An Acting Stated Clerk will assume Nelson’s duties until the General Assembly elects a replacement for him in July 2024.
While only nine churches were dismissed to other denominations in 2022, 104 were dissolved outright. The denomination lists a total of 8,705 churches.
The annual statistics report provided this week by the Office of the General Assembly shows a loss of 1,521 more members than the previous year.
Positively, the denomination saw a year-over-year uptick in baptisms, professions of faith and reaffirmations, including among youth, but none of those figures have come close to returning to pre-pandemic levels.
“We are not surprised by the numbers we are seeing. While the pandemic may be over, the impact on church membership is still being felt,” Nelson disclosed. “The challenge for the PC(USA) remains the same: Look for new ways to engage and welcome young people into the fold. These are dramatic and fast-changing times,” Nelson interpreted of the declining membership, calling for “finding new, innovative ways to be church.”
This article originally appeared at Juicy Ecumenism.

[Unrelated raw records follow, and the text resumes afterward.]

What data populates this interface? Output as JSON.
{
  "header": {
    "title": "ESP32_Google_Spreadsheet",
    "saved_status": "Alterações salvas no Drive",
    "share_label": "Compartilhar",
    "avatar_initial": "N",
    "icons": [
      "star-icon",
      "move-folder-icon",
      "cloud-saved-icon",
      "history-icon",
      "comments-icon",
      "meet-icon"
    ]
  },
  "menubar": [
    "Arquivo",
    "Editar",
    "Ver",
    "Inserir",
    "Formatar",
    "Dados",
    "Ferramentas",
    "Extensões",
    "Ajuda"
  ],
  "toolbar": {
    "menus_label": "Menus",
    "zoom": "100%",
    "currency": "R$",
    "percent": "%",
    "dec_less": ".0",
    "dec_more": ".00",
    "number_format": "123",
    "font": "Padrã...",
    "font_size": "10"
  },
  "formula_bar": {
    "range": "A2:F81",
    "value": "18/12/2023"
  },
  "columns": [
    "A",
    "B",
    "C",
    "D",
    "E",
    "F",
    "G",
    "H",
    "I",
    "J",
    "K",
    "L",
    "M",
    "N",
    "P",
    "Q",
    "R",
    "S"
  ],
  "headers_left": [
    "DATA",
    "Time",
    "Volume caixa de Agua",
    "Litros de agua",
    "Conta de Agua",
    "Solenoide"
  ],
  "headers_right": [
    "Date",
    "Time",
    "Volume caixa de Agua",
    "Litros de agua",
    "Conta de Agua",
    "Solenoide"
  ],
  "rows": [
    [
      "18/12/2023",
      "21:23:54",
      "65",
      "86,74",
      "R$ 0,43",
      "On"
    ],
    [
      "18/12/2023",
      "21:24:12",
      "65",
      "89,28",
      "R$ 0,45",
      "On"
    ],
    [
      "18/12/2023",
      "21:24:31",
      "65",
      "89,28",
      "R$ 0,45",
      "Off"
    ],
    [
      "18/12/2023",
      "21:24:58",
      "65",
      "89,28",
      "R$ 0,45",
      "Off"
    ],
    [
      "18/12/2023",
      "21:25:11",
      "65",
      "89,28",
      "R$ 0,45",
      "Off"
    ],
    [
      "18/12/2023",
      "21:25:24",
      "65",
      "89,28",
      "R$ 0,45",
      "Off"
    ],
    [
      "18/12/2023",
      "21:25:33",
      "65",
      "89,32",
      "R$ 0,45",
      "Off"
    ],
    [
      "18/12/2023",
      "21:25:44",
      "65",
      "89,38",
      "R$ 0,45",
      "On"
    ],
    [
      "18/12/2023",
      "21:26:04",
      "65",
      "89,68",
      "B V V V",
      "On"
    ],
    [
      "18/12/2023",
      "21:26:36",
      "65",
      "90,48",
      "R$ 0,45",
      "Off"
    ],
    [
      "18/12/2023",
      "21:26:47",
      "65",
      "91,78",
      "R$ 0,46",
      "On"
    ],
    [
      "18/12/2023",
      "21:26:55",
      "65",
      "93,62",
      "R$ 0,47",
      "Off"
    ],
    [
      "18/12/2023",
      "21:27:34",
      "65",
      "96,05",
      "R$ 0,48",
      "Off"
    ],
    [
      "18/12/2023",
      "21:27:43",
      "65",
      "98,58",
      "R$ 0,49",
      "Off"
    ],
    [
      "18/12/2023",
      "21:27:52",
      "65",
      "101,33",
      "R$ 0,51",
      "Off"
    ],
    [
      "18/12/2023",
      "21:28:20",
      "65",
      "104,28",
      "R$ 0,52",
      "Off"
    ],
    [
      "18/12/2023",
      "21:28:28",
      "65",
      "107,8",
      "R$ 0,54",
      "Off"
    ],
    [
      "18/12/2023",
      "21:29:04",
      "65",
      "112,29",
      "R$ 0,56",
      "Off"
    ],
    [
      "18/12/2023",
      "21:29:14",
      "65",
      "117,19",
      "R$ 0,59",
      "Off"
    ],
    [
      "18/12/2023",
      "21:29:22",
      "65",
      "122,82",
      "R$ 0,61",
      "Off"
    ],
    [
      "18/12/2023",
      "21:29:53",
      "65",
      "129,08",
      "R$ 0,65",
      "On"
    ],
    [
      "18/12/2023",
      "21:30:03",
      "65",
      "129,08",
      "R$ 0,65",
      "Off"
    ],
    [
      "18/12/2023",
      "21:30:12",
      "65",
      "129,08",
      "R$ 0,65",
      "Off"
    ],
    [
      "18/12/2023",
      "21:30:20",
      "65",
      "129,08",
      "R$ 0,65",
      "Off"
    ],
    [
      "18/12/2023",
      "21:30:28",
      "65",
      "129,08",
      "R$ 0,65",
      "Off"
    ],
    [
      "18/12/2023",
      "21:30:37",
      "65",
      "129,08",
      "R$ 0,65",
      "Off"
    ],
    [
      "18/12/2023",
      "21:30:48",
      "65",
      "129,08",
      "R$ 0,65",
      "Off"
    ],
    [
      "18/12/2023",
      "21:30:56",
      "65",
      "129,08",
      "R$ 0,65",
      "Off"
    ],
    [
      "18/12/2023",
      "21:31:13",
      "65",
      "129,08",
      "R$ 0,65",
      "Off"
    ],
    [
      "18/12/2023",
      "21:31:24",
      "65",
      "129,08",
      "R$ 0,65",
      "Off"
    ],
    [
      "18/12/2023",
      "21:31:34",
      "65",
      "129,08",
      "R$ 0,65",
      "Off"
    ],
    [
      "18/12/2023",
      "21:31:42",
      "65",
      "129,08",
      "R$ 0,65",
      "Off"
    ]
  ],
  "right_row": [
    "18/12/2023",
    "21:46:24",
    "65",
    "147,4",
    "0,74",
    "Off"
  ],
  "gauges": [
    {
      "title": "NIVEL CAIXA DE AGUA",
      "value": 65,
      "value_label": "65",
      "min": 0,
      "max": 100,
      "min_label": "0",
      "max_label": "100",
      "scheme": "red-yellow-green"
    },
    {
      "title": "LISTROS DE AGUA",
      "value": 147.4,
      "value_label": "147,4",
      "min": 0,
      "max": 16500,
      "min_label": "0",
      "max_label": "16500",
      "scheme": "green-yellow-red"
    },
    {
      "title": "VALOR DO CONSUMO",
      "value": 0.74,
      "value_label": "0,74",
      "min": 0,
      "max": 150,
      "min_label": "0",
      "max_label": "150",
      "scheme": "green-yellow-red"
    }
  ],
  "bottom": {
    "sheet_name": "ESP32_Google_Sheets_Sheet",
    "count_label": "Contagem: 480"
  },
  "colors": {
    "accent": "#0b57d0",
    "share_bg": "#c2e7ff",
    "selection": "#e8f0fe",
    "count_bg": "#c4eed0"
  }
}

Jeff Walton is Communications Manager and Anglican Program Director for the Institute on Religion & Democracy.